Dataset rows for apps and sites

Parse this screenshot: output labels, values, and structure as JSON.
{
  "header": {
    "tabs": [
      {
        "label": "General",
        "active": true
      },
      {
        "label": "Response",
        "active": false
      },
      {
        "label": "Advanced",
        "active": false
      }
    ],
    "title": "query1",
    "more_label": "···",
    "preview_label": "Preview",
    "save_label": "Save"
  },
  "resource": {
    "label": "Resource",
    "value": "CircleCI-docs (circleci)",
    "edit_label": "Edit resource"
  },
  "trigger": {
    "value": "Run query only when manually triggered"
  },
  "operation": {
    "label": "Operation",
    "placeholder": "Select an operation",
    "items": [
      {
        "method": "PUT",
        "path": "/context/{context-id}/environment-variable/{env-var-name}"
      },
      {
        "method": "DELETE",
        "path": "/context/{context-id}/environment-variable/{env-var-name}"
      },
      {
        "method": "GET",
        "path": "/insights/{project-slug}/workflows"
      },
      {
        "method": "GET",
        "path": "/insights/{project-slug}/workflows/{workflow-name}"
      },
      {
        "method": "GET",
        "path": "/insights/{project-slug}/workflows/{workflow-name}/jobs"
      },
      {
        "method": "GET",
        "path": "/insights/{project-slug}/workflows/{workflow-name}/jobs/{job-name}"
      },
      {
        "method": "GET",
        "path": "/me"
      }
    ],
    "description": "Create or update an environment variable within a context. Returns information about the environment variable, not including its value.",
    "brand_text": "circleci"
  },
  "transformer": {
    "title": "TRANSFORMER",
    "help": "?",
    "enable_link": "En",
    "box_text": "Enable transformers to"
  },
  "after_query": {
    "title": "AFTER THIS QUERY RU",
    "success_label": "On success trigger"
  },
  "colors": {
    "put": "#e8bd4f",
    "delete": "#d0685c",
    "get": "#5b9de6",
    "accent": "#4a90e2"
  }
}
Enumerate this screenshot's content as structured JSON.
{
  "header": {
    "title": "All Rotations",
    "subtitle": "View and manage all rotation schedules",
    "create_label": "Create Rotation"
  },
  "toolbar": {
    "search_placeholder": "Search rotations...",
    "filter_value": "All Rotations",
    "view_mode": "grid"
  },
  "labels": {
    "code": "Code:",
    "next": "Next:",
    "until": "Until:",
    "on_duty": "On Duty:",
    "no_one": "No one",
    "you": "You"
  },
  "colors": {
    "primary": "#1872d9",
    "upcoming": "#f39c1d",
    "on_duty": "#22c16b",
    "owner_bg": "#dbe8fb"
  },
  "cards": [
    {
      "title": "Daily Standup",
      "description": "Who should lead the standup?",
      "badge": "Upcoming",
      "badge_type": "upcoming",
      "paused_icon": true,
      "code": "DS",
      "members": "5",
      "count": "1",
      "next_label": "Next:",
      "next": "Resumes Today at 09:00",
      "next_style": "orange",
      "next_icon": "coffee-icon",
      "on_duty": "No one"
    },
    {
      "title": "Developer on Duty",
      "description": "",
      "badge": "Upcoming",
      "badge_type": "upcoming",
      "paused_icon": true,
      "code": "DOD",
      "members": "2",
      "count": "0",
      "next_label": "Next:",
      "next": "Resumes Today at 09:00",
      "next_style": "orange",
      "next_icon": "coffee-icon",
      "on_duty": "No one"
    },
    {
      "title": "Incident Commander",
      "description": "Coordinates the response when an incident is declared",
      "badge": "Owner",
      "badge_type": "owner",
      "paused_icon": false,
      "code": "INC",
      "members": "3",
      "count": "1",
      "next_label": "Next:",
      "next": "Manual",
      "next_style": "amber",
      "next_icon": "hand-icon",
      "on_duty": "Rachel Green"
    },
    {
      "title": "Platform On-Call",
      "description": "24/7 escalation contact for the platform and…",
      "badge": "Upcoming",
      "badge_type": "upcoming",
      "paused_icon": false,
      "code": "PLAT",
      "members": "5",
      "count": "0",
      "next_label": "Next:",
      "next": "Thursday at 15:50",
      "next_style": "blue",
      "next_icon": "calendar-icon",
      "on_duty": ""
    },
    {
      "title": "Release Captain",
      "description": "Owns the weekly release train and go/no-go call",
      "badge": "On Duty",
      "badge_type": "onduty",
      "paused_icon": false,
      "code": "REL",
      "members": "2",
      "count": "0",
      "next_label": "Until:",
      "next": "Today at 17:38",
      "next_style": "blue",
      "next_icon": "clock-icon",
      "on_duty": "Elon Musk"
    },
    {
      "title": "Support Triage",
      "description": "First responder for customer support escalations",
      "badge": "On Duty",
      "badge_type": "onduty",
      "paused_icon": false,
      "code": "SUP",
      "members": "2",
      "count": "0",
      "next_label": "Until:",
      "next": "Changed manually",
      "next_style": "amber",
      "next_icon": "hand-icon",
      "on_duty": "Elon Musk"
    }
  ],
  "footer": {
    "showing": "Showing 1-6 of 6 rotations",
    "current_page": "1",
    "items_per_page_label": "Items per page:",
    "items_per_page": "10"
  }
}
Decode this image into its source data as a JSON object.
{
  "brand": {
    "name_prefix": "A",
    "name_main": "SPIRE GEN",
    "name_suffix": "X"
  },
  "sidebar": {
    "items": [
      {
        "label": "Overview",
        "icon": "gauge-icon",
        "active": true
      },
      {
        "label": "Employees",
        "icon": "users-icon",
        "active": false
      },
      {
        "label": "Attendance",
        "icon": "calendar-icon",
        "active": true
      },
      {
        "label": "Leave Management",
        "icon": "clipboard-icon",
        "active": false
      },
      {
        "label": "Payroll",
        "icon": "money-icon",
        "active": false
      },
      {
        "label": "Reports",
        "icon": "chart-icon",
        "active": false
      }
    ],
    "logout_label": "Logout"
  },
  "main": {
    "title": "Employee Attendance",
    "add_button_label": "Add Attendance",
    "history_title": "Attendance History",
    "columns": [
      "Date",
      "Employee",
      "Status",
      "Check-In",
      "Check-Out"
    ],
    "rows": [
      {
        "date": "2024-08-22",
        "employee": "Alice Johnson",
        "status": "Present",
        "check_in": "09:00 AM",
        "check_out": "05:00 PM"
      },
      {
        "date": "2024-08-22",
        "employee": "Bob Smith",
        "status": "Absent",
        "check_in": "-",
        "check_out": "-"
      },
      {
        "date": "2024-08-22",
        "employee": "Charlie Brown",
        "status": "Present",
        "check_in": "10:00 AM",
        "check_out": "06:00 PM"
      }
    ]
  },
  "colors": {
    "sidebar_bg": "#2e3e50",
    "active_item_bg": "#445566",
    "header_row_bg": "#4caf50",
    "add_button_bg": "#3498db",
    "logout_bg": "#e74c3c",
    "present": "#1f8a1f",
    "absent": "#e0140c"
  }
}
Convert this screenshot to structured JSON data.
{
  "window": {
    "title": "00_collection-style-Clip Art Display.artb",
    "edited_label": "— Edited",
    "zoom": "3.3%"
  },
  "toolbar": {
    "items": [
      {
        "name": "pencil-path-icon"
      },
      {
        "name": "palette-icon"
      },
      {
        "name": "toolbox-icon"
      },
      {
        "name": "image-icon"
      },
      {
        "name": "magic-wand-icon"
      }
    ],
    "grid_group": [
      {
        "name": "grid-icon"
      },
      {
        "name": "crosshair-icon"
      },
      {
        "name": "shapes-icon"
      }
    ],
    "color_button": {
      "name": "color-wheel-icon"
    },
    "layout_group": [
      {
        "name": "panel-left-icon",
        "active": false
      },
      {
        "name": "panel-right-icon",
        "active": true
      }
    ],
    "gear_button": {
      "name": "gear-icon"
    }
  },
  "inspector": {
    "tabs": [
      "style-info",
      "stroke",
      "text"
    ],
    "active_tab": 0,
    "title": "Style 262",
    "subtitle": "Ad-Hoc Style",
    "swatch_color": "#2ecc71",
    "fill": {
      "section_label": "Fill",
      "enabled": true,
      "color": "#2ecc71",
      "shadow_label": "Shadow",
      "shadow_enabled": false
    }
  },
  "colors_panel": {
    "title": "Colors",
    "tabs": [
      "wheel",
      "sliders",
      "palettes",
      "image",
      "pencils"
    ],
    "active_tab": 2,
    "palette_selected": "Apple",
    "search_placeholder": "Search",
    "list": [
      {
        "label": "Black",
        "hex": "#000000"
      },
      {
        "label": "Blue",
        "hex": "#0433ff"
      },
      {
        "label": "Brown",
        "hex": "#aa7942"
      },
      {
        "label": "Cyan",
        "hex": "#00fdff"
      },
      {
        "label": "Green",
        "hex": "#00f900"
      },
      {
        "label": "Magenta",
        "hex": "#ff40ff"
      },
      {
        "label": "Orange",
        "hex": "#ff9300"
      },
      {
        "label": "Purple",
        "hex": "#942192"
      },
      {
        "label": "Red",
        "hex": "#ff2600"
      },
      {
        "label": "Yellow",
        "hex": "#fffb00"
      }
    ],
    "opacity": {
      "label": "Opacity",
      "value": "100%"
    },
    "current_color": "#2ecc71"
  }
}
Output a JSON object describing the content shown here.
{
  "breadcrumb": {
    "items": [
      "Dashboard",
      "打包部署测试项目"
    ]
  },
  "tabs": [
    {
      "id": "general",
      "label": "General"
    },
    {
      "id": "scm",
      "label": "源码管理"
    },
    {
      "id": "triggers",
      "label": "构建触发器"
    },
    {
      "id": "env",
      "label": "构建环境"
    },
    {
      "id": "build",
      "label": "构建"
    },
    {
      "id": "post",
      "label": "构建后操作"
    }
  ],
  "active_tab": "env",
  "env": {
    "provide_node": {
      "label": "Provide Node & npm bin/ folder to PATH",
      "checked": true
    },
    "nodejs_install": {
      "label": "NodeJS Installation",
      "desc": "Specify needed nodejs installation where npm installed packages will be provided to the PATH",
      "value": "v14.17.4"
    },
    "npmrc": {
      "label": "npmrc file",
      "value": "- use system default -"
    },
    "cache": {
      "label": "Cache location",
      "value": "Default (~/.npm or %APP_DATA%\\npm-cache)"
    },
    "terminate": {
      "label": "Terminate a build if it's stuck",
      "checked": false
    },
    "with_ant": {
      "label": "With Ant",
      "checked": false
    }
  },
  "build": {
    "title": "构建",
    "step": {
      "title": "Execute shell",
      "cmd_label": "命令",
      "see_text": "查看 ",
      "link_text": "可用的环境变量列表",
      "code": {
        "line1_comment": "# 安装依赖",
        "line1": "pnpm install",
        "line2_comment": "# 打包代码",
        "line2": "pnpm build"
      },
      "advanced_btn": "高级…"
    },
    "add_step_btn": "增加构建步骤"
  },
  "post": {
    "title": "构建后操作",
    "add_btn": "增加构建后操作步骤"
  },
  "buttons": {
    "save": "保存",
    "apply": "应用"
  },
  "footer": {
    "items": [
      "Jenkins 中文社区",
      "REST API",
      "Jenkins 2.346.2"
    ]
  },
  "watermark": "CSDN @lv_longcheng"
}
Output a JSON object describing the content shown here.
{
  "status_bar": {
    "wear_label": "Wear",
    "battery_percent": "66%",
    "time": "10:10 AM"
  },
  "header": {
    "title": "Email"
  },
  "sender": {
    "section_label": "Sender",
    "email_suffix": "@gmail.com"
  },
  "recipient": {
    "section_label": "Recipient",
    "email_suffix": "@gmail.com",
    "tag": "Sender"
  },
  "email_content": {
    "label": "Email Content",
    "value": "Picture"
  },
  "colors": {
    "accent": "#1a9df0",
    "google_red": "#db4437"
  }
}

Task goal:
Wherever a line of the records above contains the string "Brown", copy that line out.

Response to this task:
        "employee": "Charlie Brown",
        "label": "Brown",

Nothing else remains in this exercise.